It's hard to be sure who even started it now as the causes and blame are pretty intertwined.

Somehow the more mainstream Nichiren-shu branch has avoided most of this sectarianism, though its presence in the US is mostly limited to Japanese-American communities.  Rissho Kosei-kai (yet another offshoot) has limited presence in the West too, but has also avoided the factionalism for the most part.

Still, all this infighting is probably why to this day I still prefer not to step into a Nichiren temple: I don't know what sort of minefield I'd be stepping into.

Offline dhruvthukral

  • Member
  • Posts: 5
    • View Profile
Re: What's Nichirin all about then?
« Reply #18 on: June 23, 2014, 11:05:10 pm »
I am an SGI member, and while my worldview does not perfectly mesh in the organization, I am generally happy about the sense of community and comradeship I feel. This is my Sangha.

Daisaku Ikeda has never claimed to be a being any more enlightened than his disciples. Like many Buddhist schools we feel as if we need the direction of someone who has spent their life immersed in the teachings to guide us, President Ikeda fulfills this function. He is our teacher, our Sensei.

I'm not attempting to be offensive here, but it is very easy for most Western Buddhists to scoff at the idea of praying for worldly benefit. By and large Western Buddhists are white, upper middle class, graduate educated individuals. If this teaching inspires less materially wealthy practitioners to fight their way out of poverty, I don't see anything wrong with that.
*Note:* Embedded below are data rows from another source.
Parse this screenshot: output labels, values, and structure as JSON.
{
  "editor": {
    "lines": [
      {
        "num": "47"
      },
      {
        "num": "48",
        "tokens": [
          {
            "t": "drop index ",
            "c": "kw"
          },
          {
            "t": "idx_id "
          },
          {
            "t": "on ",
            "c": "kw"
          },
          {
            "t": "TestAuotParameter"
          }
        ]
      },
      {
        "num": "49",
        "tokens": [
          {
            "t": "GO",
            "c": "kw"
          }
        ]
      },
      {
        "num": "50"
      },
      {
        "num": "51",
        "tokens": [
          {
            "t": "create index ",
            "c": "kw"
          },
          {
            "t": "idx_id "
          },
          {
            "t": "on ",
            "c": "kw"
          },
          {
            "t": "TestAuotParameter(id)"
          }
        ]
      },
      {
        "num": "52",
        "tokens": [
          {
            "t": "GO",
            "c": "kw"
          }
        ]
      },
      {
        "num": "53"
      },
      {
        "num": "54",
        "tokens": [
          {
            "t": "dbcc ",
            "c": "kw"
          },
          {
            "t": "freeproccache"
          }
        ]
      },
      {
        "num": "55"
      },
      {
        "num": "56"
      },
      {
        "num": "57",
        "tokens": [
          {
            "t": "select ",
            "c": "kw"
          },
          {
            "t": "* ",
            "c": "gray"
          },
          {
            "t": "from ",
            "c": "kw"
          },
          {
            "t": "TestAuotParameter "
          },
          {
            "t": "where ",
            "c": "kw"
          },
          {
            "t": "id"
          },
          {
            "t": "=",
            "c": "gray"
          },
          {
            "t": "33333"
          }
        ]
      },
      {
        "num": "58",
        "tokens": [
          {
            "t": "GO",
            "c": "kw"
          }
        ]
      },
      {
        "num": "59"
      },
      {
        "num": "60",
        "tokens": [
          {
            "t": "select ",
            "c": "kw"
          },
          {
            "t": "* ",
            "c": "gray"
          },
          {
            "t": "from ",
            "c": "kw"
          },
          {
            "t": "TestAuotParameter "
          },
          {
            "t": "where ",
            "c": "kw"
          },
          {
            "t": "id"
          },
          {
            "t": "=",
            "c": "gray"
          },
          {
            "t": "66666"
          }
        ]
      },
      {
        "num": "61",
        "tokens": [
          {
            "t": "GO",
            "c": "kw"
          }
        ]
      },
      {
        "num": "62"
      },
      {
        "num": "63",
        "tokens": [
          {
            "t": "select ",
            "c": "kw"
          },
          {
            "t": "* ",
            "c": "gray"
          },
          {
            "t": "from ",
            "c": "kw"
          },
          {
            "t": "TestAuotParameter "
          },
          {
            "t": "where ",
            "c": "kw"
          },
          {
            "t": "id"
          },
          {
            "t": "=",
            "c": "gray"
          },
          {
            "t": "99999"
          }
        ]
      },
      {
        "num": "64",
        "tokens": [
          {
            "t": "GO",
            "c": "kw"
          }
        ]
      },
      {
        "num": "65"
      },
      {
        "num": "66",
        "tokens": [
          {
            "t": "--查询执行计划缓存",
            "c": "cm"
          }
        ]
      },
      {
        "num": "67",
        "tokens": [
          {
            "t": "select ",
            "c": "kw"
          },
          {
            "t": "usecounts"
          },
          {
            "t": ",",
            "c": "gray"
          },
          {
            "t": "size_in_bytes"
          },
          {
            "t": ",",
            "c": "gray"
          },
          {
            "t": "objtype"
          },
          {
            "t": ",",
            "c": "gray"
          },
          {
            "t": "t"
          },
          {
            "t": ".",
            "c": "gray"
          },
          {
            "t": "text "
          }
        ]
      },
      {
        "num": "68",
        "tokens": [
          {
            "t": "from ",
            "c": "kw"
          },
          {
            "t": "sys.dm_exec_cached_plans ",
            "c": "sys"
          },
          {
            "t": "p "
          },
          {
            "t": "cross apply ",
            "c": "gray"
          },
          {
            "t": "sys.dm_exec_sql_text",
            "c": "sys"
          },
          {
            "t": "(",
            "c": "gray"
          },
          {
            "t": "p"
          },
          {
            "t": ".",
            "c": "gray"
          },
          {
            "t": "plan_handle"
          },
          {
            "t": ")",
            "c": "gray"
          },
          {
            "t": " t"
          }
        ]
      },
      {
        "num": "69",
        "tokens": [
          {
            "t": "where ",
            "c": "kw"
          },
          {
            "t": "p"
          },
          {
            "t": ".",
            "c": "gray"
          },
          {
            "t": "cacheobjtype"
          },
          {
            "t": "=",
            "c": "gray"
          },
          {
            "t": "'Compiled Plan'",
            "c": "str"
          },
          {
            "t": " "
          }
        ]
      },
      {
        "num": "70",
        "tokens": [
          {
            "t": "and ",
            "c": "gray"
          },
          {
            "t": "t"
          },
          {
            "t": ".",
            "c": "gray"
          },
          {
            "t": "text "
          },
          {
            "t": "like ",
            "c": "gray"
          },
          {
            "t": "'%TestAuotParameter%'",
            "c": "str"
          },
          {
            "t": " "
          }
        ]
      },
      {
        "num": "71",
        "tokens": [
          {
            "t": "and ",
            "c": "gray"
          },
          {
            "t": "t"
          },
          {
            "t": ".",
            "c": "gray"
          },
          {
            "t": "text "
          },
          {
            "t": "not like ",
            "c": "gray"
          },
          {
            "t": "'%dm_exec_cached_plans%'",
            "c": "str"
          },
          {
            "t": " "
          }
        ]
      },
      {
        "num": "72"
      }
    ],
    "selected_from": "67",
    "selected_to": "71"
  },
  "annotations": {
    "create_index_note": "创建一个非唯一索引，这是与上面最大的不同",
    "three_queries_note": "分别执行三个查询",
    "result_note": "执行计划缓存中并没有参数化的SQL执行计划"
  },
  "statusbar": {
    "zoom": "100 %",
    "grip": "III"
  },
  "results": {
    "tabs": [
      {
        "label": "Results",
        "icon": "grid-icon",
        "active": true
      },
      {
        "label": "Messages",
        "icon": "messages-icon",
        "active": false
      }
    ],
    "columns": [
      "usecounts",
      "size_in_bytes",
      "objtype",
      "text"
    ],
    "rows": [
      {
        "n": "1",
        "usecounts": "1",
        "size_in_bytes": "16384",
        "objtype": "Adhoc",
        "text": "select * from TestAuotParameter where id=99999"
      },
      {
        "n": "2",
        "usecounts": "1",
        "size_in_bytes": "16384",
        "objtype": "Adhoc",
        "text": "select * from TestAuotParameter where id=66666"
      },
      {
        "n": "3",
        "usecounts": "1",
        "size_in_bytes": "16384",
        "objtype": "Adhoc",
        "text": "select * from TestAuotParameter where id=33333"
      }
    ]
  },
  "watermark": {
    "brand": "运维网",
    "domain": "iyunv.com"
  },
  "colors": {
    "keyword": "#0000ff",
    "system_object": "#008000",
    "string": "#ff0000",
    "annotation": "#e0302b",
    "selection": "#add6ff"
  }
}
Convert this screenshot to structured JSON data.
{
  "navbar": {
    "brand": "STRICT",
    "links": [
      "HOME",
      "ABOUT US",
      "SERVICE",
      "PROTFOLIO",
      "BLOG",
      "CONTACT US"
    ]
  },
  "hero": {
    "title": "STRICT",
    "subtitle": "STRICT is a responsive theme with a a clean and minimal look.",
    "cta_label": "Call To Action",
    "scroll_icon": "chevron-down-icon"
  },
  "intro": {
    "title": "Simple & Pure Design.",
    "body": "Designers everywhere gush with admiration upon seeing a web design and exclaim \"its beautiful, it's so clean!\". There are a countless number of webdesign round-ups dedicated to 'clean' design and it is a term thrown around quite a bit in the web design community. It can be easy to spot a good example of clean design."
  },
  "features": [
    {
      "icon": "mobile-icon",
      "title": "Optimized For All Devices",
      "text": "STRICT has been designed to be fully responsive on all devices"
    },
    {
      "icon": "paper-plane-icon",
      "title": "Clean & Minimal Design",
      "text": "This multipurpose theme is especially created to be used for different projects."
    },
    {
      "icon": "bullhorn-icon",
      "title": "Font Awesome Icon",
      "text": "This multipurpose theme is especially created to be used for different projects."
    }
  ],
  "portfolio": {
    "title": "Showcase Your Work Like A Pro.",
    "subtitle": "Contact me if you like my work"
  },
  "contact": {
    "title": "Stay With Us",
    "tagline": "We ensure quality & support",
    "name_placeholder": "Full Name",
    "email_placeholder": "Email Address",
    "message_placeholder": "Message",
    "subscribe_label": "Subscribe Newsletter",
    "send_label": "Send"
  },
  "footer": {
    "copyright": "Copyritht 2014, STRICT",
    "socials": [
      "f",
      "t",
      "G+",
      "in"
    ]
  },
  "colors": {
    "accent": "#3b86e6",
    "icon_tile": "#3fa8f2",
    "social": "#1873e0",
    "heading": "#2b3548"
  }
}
Finally, whether you focus on gaining things or renouncing them... you remain attached to an idea of what constitutes Awakening.

Thanq for the information, was absolutely searching for that

 


SimplePortal 2.3.3 © 2008-2010, SimplePortal